One thing you fail to mention (assuming there needs to ba process for screening for dementia) is that people with UTIs also present as having dementia. It’s something to also consider
My neighbour’s mother had dementia and was admitted to her local hospital for observation until a long-term care home became available. Eventually, she was given a mental status exam and deemed OK to return home. As my neighbour pointed out, being able to pass a test about memory and reaction time had nothing to do with her being about to live independently at home.
People and publicity may focus on memory slips and decision speed because these aspects are noticeable and easy to measure, but neither of these changes are the cause of the types of problems people face because of dementia.
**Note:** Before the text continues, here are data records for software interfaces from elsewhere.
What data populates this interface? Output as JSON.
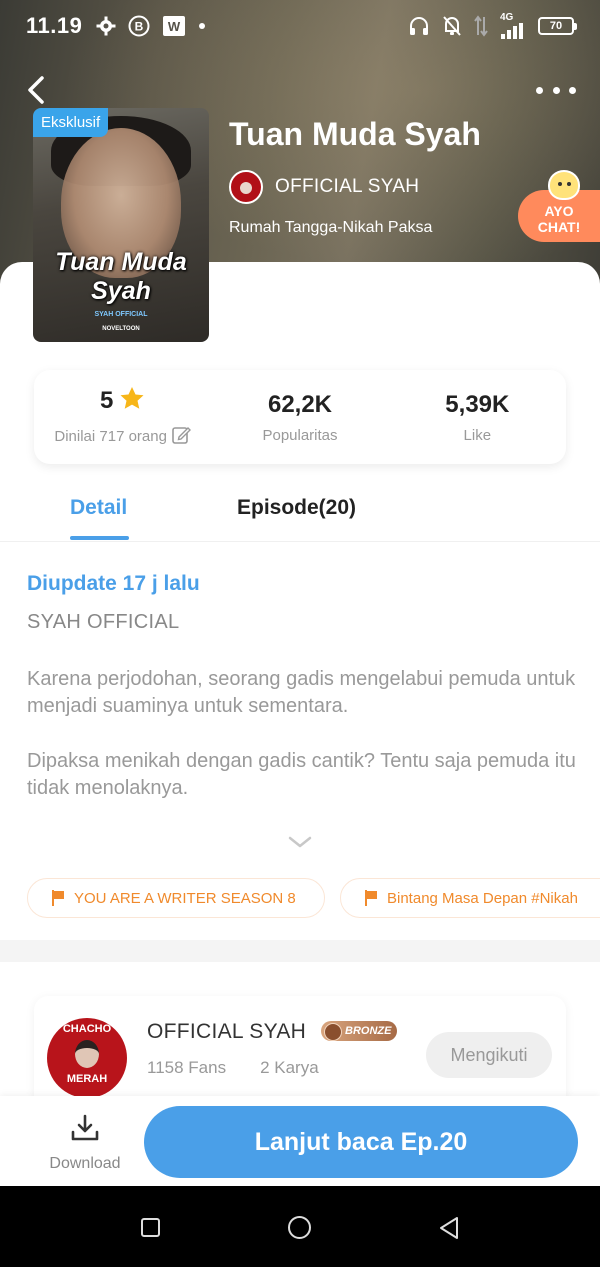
{
  "status_bar": {
    "time": "11.19",
    "network": "4G",
    "battery": "70",
    "icons_left": [
      "gear-icon",
      "b-icon",
      "w-icon",
      "dot-icon"
    ],
    "icons_right": [
      "headphones-icon",
      "bell-off-icon",
      "data-arrows-icon",
      "signal-icon",
      "battery-icon"
    ]
  },
  "book": {
    "exclusive_badge": "Eksklusif",
    "cover_title_line1": "Tuan Muda",
    "cover_title_line2": "Syah",
    "cover_sub": "SYAH OFFICIAL",
    "cover_brand": "NOVELTOON",
    "title": "Tuan Muda Syah",
    "author": "OFFICIAL SYAH",
    "genre": "Rumah Tangga-Nikah Paksa"
  },
  "ayo_chat": {
    "line1": "AYO",
    "line2": "CHAT!"
  },
  "stats": {
    "rating_value": "5",
    "rating_label": "Dinilai 717 orang",
    "popularity_value": "62,2K",
    "popularity_label": "Popularitas",
    "likes_value": "5,39K",
    "likes_label": "Like"
  },
  "tabs": {
    "detail": "Detail",
    "episode": "Episode(20)"
  },
  "detail": {
    "updated": "Diupdate 17 j lalu",
    "author_tag": "SYAH OFFICIAL",
    "desc1": "Karena perjodohan, seorang gadis mengelabui pemuda untuk menjadi suaminya untuk sementara.",
    "desc2": "Dipaksa menikah dengan gadis cantik? Tentu saja pemuda itu tidak menolaknya."
  },
  "chips": [
    "YOU ARE A WRITER SEASON 8",
    "Bintang Masa Depan #Nikah"
  ],
  "author_card": {
    "avatar_top": "CHACHO",
    "avatar_bottom": "MERAH",
    "name": "OFFICIAL SYAH",
    "badge": "BRONZE",
    "fans": "1158 Fans",
    "works": "2 Karya",
    "follow_label": "Mengikuti"
  },
  "bottom": {
    "download_label": "Download",
    "read_label": "Lanjut baca Ep.20"
  },
  "colors": {
    "accent": "#4a9fe8",
    "orange": "#f08a2c",
    "chat_bubble": "#ff8a5c"
  }
}
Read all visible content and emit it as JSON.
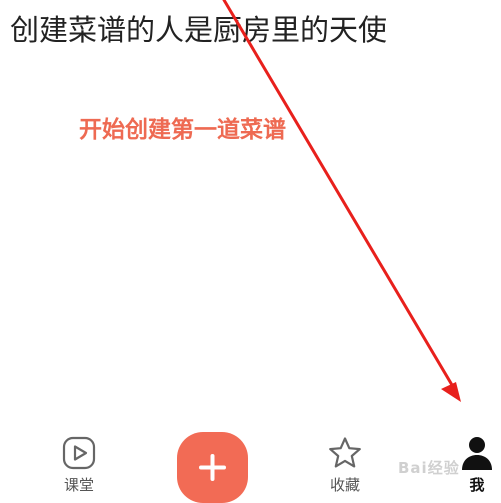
{
  "page": {
    "headline": "创建菜谱的人是厨房里的天使",
    "cta_text": "开始创建第一道菜谱"
  },
  "tabbar": {
    "items": [
      {
        "label": "课堂",
        "icon": "play-video-icon"
      },
      {
        "label": "",
        "icon": "plus-icon"
      },
      {
        "label": "收藏",
        "icon": "star-icon"
      },
      {
        "label": "我",
        "icon": "user-icon"
      }
    ]
  },
  "watermark": "Bai经验",
  "colors": {
    "accent": "#f26b55",
    "cta_text": "#ee6a52",
    "annotation_arrow": "#e8201c"
  }
}
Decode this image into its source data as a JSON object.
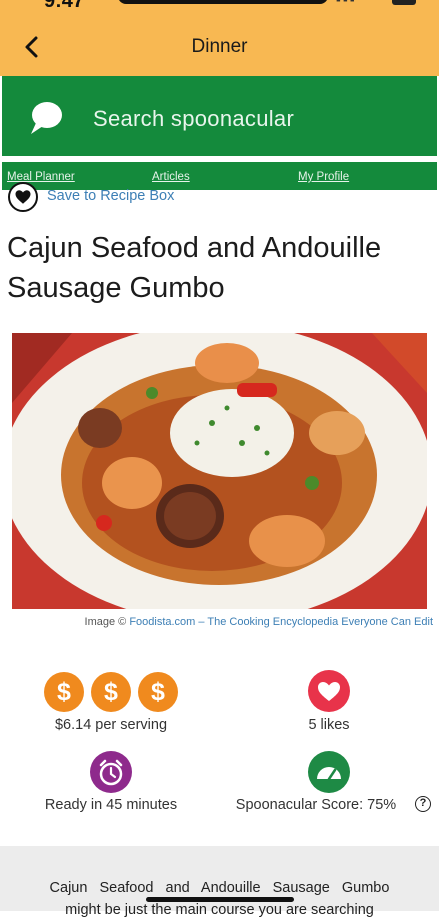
{
  "status_bar": {
    "time": "9:47"
  },
  "header": {
    "title": "Dinner",
    "back_label": "Back"
  },
  "search": {
    "placeholder": "Search spoonacular"
  },
  "nav": {
    "items": [
      "Meal Planner",
      "Articles",
      "My Profile"
    ]
  },
  "save": {
    "label": "Save to Recipe Box"
  },
  "recipe": {
    "title": "Cajun Seafood and Andouille Sausage Gumbo",
    "image_credit_prefix": "Image ©",
    "image_credit_link": "Foodista.com – The Cooking Encyclopedia Everyone Can Edit"
  },
  "stats": {
    "price_symbols": [
      "$",
      "$",
      "$"
    ],
    "price_label": "$6.14 per serving",
    "likes_label": "5 likes",
    "ready_label": "Ready in 45 minutes",
    "score_label": "Spoonacular Score: 75%",
    "help_symbol": "?"
  },
  "description": {
    "line1": "Cajun Seafood and Andouille Sausage Gumbo",
    "line2": "might be just the main course you are searching"
  },
  "colors": {
    "header": "#f8b852",
    "search_green": "#148a3c",
    "coin_orange": "#f08a1e",
    "likes_red": "#e8334a",
    "clock_purple": "#8e2a8c",
    "score_green": "#1e8a45",
    "link_blue": "#3d7fb5"
  }
}
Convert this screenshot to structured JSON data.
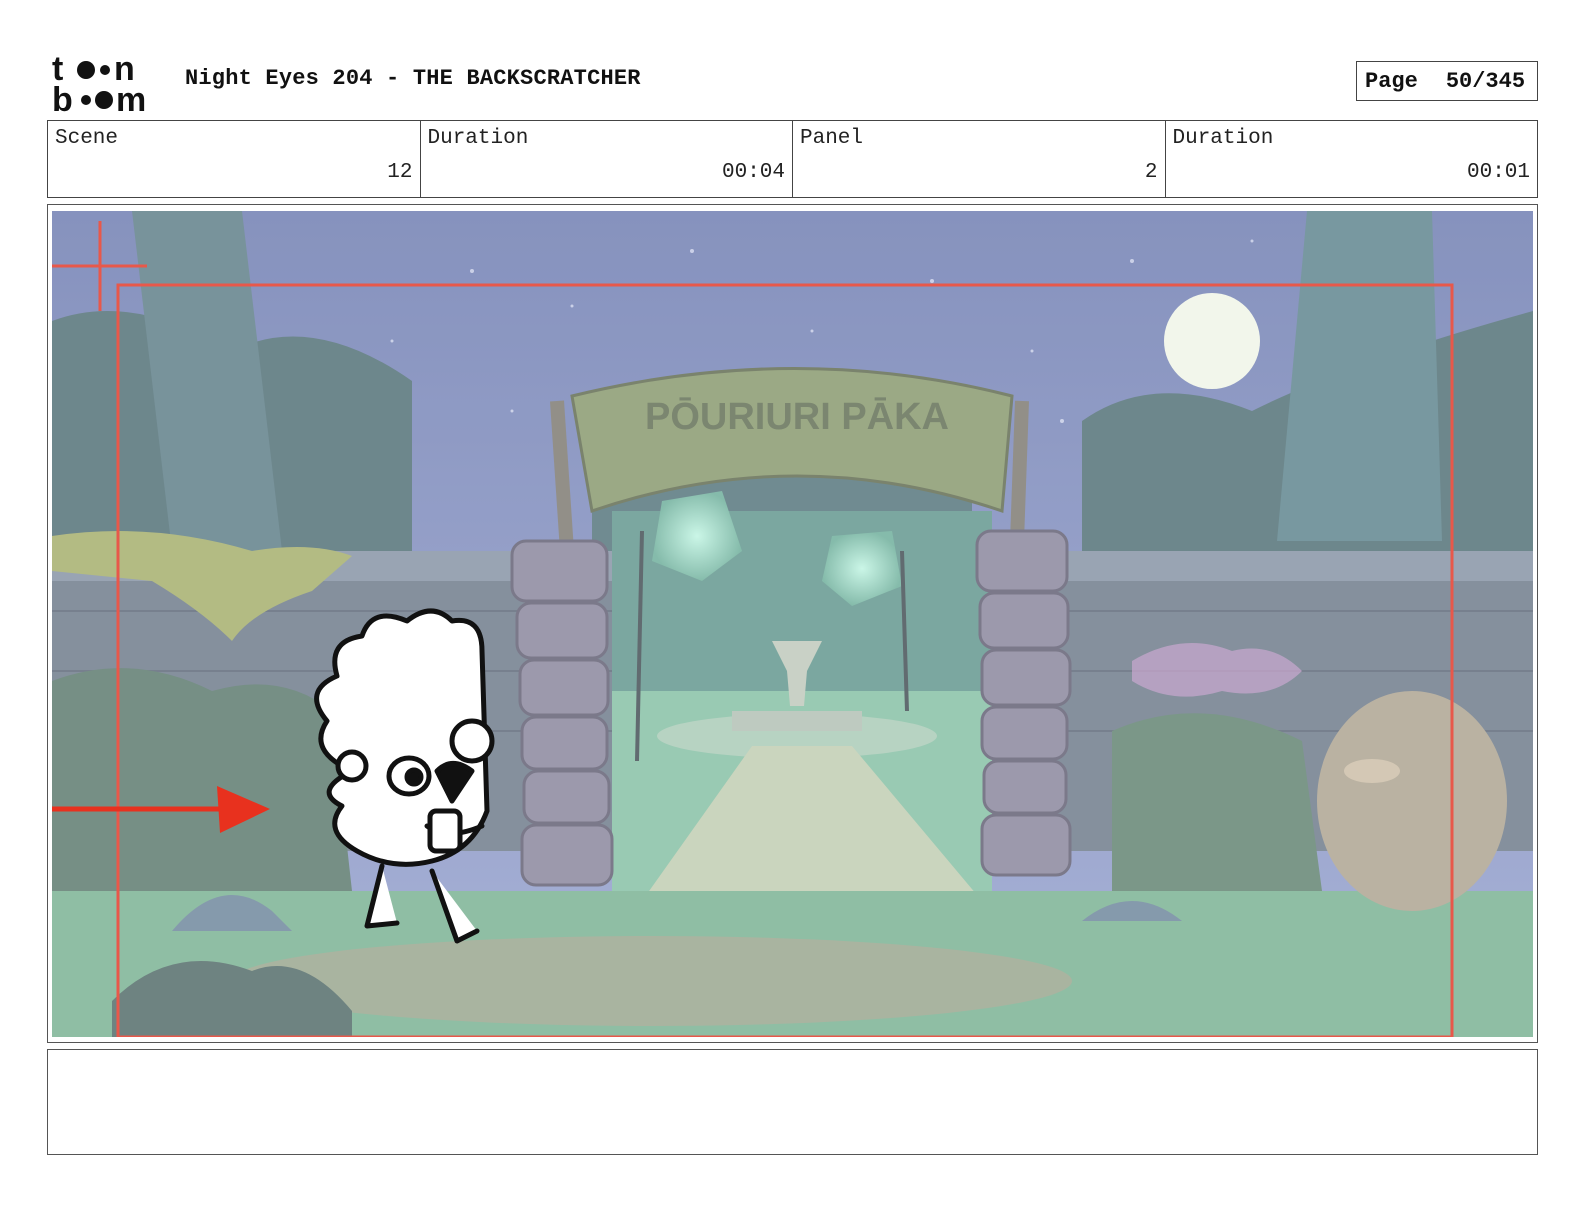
{
  "header": {
    "title": "Night Eyes 204 - THE BACKSCRATCHER",
    "page_label": "Page",
    "page_value": "50/345"
  },
  "info": {
    "scene_label": "Scene",
    "scene_value": "12",
    "scene_duration_label": "Duration",
    "scene_duration_value": "00:04",
    "panel_label": "Panel",
    "panel_value": "2",
    "panel_duration_label": "Duration",
    "panel_duration_value": "00:01"
  },
  "artwork": {
    "sign_text": "PŌURIURI PĀKA"
  },
  "colors": {
    "camera_frame": "#e8584a",
    "action_arrow": "#e8311e",
    "sky": "#6a79b4",
    "grass": "#6ab893"
  }
}
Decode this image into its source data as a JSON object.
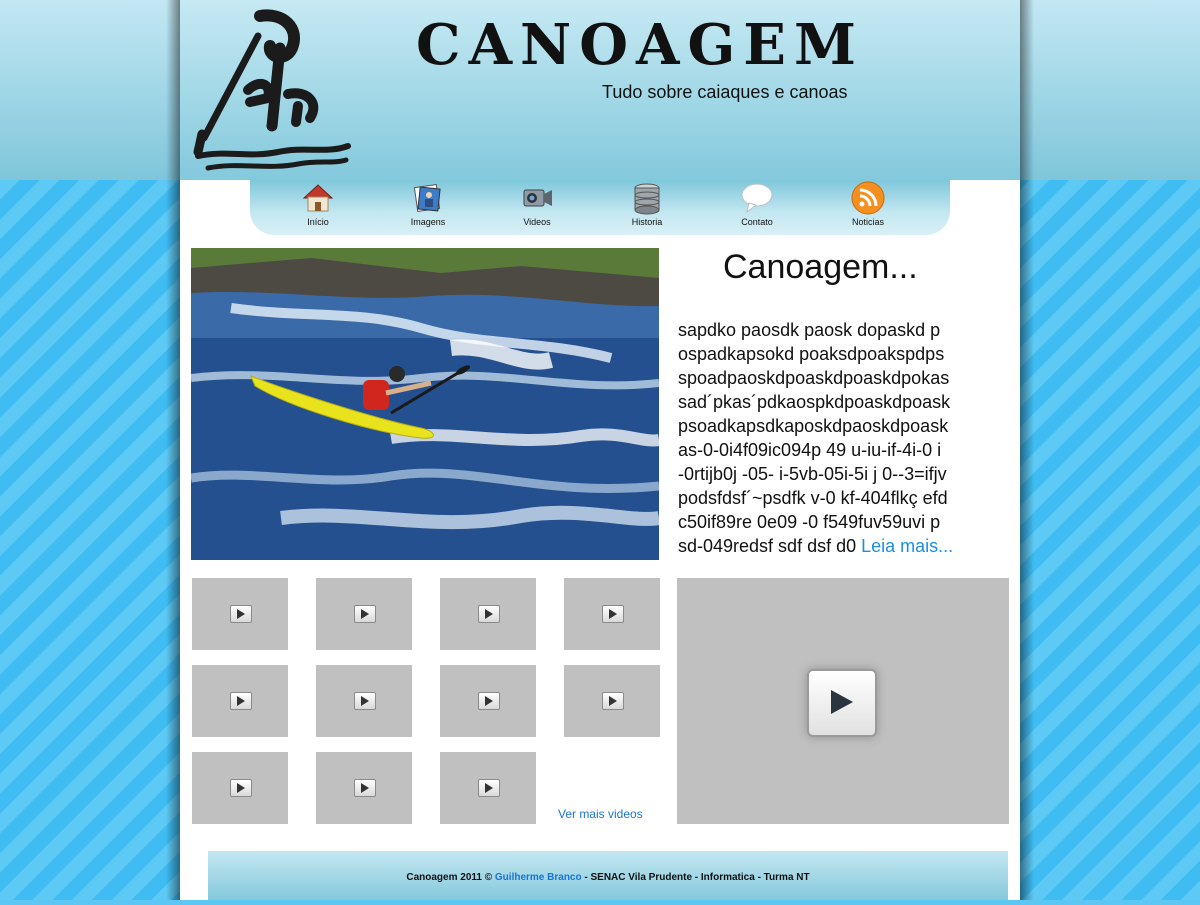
{
  "header": {
    "brand": "CANOAGEM",
    "tagline": "Tudo sobre caiaques e canoas"
  },
  "nav": {
    "items": [
      {
        "label": "Início",
        "icon": "home-icon"
      },
      {
        "label": "Imagens",
        "icon": "photos-icon"
      },
      {
        "label": "Videos",
        "icon": "camcorder-icon"
      },
      {
        "label": "Historia",
        "icon": "database-icon"
      },
      {
        "label": "Contato",
        "icon": "speech-bubble-icon"
      },
      {
        "label": "Noticias",
        "icon": "rss-icon"
      }
    ]
  },
  "article": {
    "title": "Canoagem...",
    "body": "sapdko paosdk paosk dopaskd p\nospadkapsokd poaksdpoakspdps\nspoadpaoskdpoaskdpoaskdpokas\nsad´pkas´pdkaospkdpoaskdpoask\npsoadkapsdkaposkdpaoskdpoask\nas-0-0i4f09ic094p 49 u-iu-if-4i-0 i\n-0rtijb0j -05- i-5vb-05i-5i j 0--3=ifjv\npodsfdsf´~psdfk v-0 kf-404flkç efd\nc50if89re 0e09  -0 f549fuv59uvi p\nsd-049redsf sdf dsf  d0 ",
    "read_more": "Leia mais..."
  },
  "videos": {
    "thumbnail_count": 11,
    "see_more": "Ver mais videos"
  },
  "footer": {
    "prefix": "Canoagem 2011 © ",
    "author": "Guilherme Branco",
    "suffix": " - SENAC Vila Prudente - Informatica - Turma NT"
  },
  "colors": {
    "accent_link": "#1a73d9",
    "header_gradient_top": "#c6e9f3",
    "header_gradient_bottom": "#83c9dc",
    "stripe_blue": "#5dcaf6",
    "thumb_gray": "#c0c0c0"
  }
}
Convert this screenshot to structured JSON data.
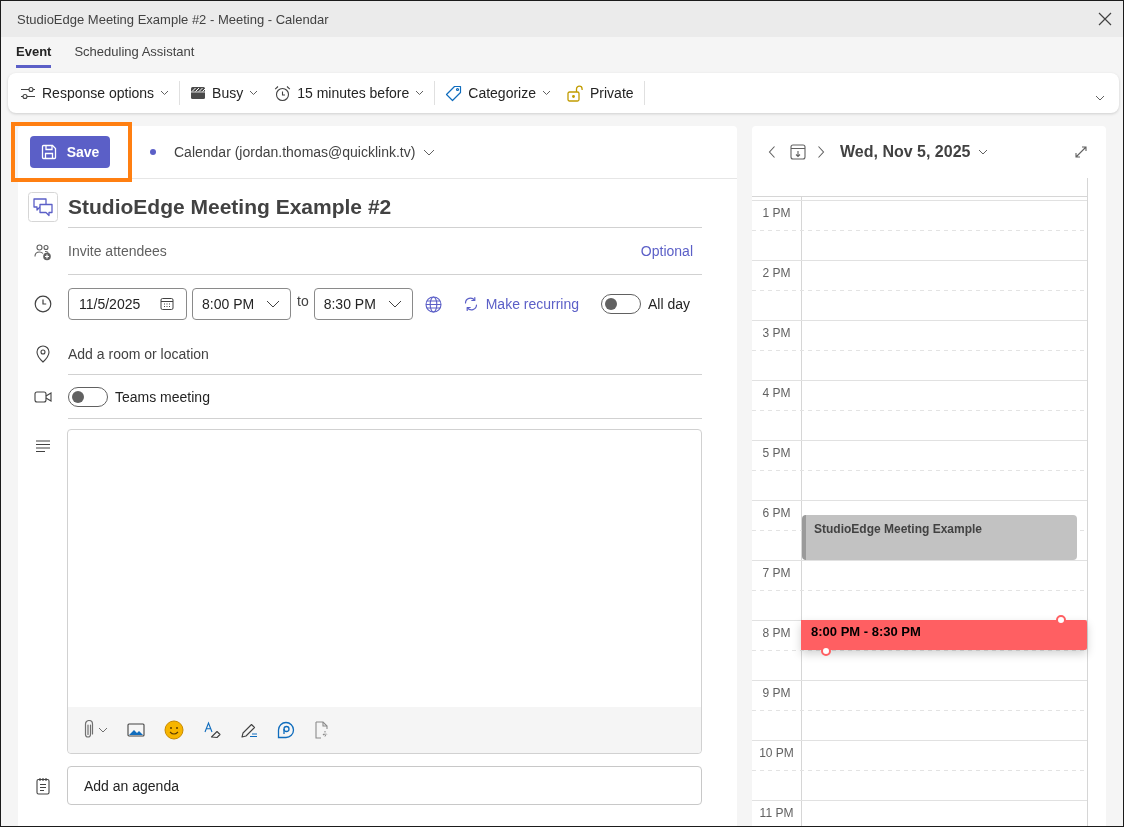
{
  "window": {
    "title": "StudioEdge Meeting Example #2 - Meeting - Calendar"
  },
  "tabs": [
    {
      "label": "Event",
      "selected": true
    },
    {
      "label": "Scheduling Assistant",
      "selected": false
    }
  ],
  "toolbar": {
    "groups": [
      {
        "items": [
          {
            "label": "Response options",
            "kind": "dropdown"
          }
        ]
      },
      {
        "items": [
          {
            "label": "Busy",
            "kind": "dropdown"
          },
          {
            "label": "15 minutes before",
            "kind": "dropdown"
          }
        ]
      },
      {
        "items": [
          {
            "label": "Categorize",
            "kind": "dropdown"
          },
          {
            "label": "Private",
            "kind": "button"
          }
        ]
      }
    ]
  },
  "save_button": {
    "label": "Save",
    "highlighted": true
  },
  "calendar_picker": {
    "label": "Calendar (jordan.thomas@quicklink.tv)"
  },
  "title": {
    "value": "StudioEdge Meeting Example #2"
  },
  "attendees": {
    "placeholder": "Invite attendees",
    "optional_link": "Optional"
  },
  "schedule": {
    "date": "11/5/2025",
    "start_time": "8:00 PM",
    "separator": "to",
    "end_time": "8:30 PM",
    "recurring_link": "Make recurring",
    "all_day": {
      "label": "All day",
      "on": false
    }
  },
  "location": {
    "placeholder": "Add a room or location"
  },
  "teams_meeting": {
    "label": "Teams meeting",
    "on": false
  },
  "agenda": {
    "placeholder": "Add an agenda"
  },
  "day_view": {
    "date": "Wed, Nov 5, 2025",
    "hours": [
      {
        "label": "1 PM"
      },
      {
        "label": "2 PM"
      },
      {
        "label": "3 PM"
      },
      {
        "label": "4 PM"
      },
      {
        "label": "5 PM"
      },
      {
        "label": "6 PM",
        "events": [
          {
            "title": "StudioEdge Meeting Example",
            "kind": "existing",
            "color": "#c2c2c2"
          }
        ]
      },
      {
        "label": "7 PM"
      },
      {
        "label": "8 PM",
        "events": [
          {
            "title": "8:00 PM - 8:30 PM",
            "kind": "draft",
            "color": "#ff5f62"
          }
        ]
      },
      {
        "label": "9 PM"
      },
      {
        "label": "10 PM"
      },
      {
        "label": "11 PM"
      }
    ]
  }
}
As we outline in our new book, Increase your Brainability – and reduce your risk of dementia: Alessi, Charles, Chambers, Larry W., Gray, Muir: 9780198860341: Books – Amazon.ca, dementia becomes problematic when four key functions are affected:
• Looking after your financial affairs
• Self-care and maintaining personal hygiene
• Cleaning and maintaining a living space
If these functions are affected, dementia represents a significant problem and this information should be, as you outline in your excellent article, used as the …” accurate identification of patients with dementia in each hospital to measure hospital-level outcomes”.
For elderly women, chronic UTIs can occur women are not given HRT to strengthen the bladder, as a preventative. In turn, this can lead to delirium. And then each episode of delirium promotes further brain degeneration. There seems to be very little thought given to prevention in our current healthcare system.
In the announcement of our new book ‘Brainability’, please recommend buyers order from the Book Depository Results for brainability | Book Depository and not Amazon.ca. The book is Can$ 15.00 cheaper from the Book Depository. Amazon.ca obtains the books from the Book Depository so time taken for delivery is the same.
how well i know that hospitals are not good at dealing with dementia. my husband has passed but before going into long term care he was in a hospital that drugged him and restrained him by his arms and legs so that he will not act up. when he went into this hospital he was still walking for miles and talking but after being drugged he never walked and talked again. after he was transfered to another hospital a very good nurse practioner took him off all the drugs that the hospital had him on and he started to come around and i was able to start feeding him and he was able to sit in his wheelchair.